Work order =
Your copy of the lines below must match them exactly and contain no images.

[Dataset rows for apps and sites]
::::::::::

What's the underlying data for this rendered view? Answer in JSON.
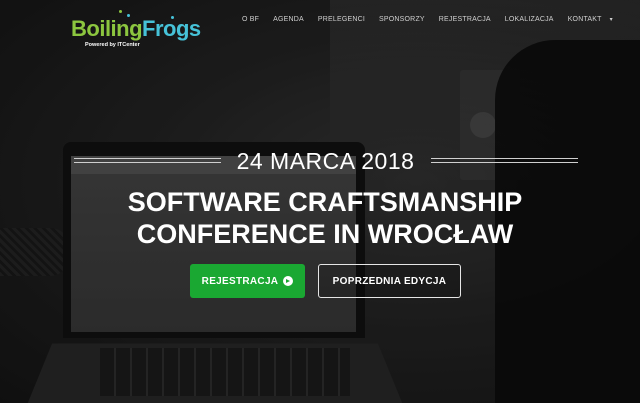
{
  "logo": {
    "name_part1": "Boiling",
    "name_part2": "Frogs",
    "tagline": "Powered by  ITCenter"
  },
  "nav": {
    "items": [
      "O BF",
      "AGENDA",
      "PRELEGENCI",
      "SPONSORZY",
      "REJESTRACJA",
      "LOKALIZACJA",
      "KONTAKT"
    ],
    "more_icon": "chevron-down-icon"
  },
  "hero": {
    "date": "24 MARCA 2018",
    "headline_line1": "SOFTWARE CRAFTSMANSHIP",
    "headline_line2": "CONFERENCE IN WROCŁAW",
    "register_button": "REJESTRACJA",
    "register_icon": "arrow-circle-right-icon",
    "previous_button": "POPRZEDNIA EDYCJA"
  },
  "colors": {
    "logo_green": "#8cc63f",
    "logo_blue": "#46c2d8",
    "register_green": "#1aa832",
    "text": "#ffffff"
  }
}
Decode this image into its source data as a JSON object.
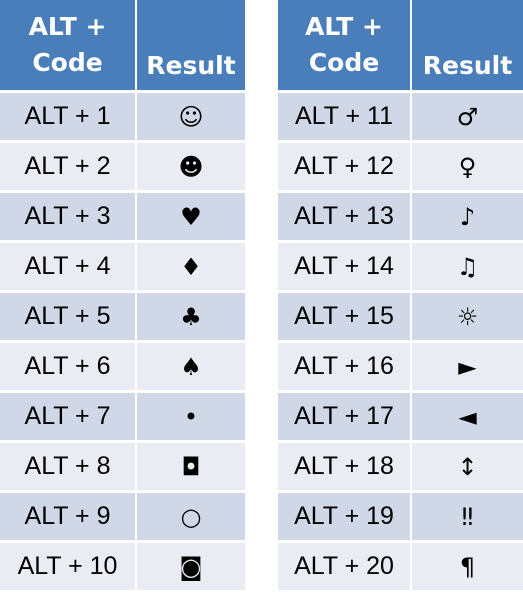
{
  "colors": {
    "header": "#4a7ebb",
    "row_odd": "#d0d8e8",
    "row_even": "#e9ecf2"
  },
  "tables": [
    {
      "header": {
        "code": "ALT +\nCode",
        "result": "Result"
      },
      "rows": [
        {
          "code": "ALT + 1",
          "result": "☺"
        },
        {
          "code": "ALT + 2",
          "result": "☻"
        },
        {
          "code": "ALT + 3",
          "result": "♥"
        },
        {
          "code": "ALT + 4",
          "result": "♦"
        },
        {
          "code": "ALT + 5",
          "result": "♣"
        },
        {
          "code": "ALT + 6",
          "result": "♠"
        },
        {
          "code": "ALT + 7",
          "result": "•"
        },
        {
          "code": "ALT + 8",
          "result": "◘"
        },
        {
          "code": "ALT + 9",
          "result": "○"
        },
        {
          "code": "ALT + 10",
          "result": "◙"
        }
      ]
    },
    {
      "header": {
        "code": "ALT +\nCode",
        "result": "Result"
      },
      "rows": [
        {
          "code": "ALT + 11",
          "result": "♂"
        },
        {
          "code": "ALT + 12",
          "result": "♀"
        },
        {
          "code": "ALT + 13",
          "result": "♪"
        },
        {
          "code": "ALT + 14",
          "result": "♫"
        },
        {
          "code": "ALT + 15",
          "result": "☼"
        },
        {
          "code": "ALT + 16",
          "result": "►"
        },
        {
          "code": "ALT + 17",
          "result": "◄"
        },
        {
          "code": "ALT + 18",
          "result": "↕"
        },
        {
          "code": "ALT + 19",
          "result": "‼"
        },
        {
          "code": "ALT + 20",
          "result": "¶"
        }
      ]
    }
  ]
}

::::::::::

Answer section =
What's the underlying data for this rendered view? Answer in JSON.
{
  "logo": {
    "name_part1": "Boiling",
    "name_part2": "Frogs",
    "tagline": "Powered by  ITCenter"
  },
  "nav": {
    "items": [
      "O BF",
      "AGENDA",
      "PRELEGENCI",
      "SPONSORZY",
      "REJESTRACJA",
      "LOKALIZACJA",
      "KONTAKT"
    ],
    "more_icon": "chevron-down-icon"
  },
  "hero": {
    "date": "24 MARCA 2018",
    "headline_line1": "SOFTWARE CRAFTSMANSHIP",
    "headline_line2": "CONFERENCE IN WROCŁAW",
    "register_button": "REJESTRACJA",
    "register_icon": "arrow-circle-right-icon",
    "previous_button": "POPRZEDNIA EDYCJA"
  },
  "colors": {
    "logo_green": "#8cc63f",
    "logo_blue": "#46c2d8",
    "register_green": "#1aa832",
    "text": "#ffffff"
  }
}
Decode this image into its source data as a JSON object.
{
  "colors": {
    "header": "#4a7ebb",
    "row_odd": "#d0d8e8",
    "row_even": "#e9ecf2"
  },
  "tables": [
    {
      "header": {
        "code": "ALT +\nCode",
        "result": "Result"
      },
      "rows": [
        {
          "code": "ALT + 1",
          "result": "☺"
        },
        {
          "code": "ALT + 2",
          "result": "☻"
        },
        {
          "code": "ALT + 3",
          "result": "♥"
        },
        {
          "code": "ALT + 4",
          "result": "♦"
        },
        {
          "code": "ALT + 5",
          "result": "♣"
        },
        {
          "code": "ALT + 6",
          "result": "♠"
        },
        {
          "code": "ALT + 7",
          "result": "•"
        },
        {
          "code": "ALT + 8",
          "result": "◘"
        },
        {
          "code": "ALT + 9",
          "result": "○"
        },
        {
          "code": "ALT + 10",
          "result": "◙"
        }
      ]
    },
    {
      "header": {
        "code": "ALT +\nCode",
        "result": "Result"
      },
      "rows": [
        {
          "code": "ALT + 11",
          "result": "♂"
        },
        {
          "code": "ALT + 12",
          "result": "♀"
        },
        {
          "code": "ALT + 13",
          "result": "♪"
        },
        {
          "code": "ALT + 14",
          "result": "♫"
        },
        {
          "code": "ALT + 15",
          "result": "☼"
        },
        {
          "code": "ALT + 16",
          "result": "►"
        },
        {
          "code": "ALT + 17",
          "result": "◄"
        },
        {
          "code": "ALT + 18",
          "result": "↕"
        },
        {
          "code": "ALT + 19",
          "result": "‼"
        },
        {
          "code": "ALT + 20",
          "result": "¶"
        }
      ]
    }
  ]
}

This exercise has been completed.